::: Input :::
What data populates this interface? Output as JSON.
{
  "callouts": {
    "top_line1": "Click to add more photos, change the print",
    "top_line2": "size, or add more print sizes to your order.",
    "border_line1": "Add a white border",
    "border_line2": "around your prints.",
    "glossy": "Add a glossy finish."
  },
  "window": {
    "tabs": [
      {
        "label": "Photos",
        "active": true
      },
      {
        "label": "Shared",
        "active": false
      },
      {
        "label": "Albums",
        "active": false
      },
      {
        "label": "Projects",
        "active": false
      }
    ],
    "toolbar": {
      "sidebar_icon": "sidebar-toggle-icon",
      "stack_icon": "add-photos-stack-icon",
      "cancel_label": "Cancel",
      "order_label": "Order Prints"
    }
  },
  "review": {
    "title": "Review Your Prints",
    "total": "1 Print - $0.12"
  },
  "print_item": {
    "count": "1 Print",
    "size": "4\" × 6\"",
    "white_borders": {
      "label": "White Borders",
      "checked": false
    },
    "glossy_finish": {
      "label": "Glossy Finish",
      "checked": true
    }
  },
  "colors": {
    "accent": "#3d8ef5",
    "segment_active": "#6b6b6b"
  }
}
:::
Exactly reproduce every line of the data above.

> Task output:
What data populates this interface? Output as JSON.
{
  "callouts": {
    "top_line1": "Click to add more photos, change the print",
    "top_line2": "size, or add more print sizes to your order.",
    "border_line1": "Add a white border",
    "border_line2": "around your prints.",
    "glossy": "Add a glossy finish."
  },
  "window": {
    "tabs": [
      {
        "label": "Photos",
        "active": true
      },
      {
        "label": "Shared",
        "active": false
      },
      {
        "label": "Albums",
        "active": false
      },
      {
        "label": "Projects",
        "active": false
      }
    ],
    "toolbar": {
      "sidebar_icon": "sidebar-toggle-icon",
      "stack_icon": "add-photos-stack-icon",
      "cancel_label": "Cancel",
      "order_label": "Order Prints"
    }
  },
  "review": {
    "title": "Review Your Prints",
    "total": "1 Print - $0.12"
  },
  "print_item": {
    "count": "1 Print",
    "size": "4\" × 6\"",
    "white_borders": {
      "label": "White Borders",
      "checked": false
    },
    "glossy_finish": {
      "label": "Glossy Finish",
      "checked": true
    }
  },
  "colors": {
    "accent": "#3d8ef5",
    "segment_active": "#6b6b6b"
  }
}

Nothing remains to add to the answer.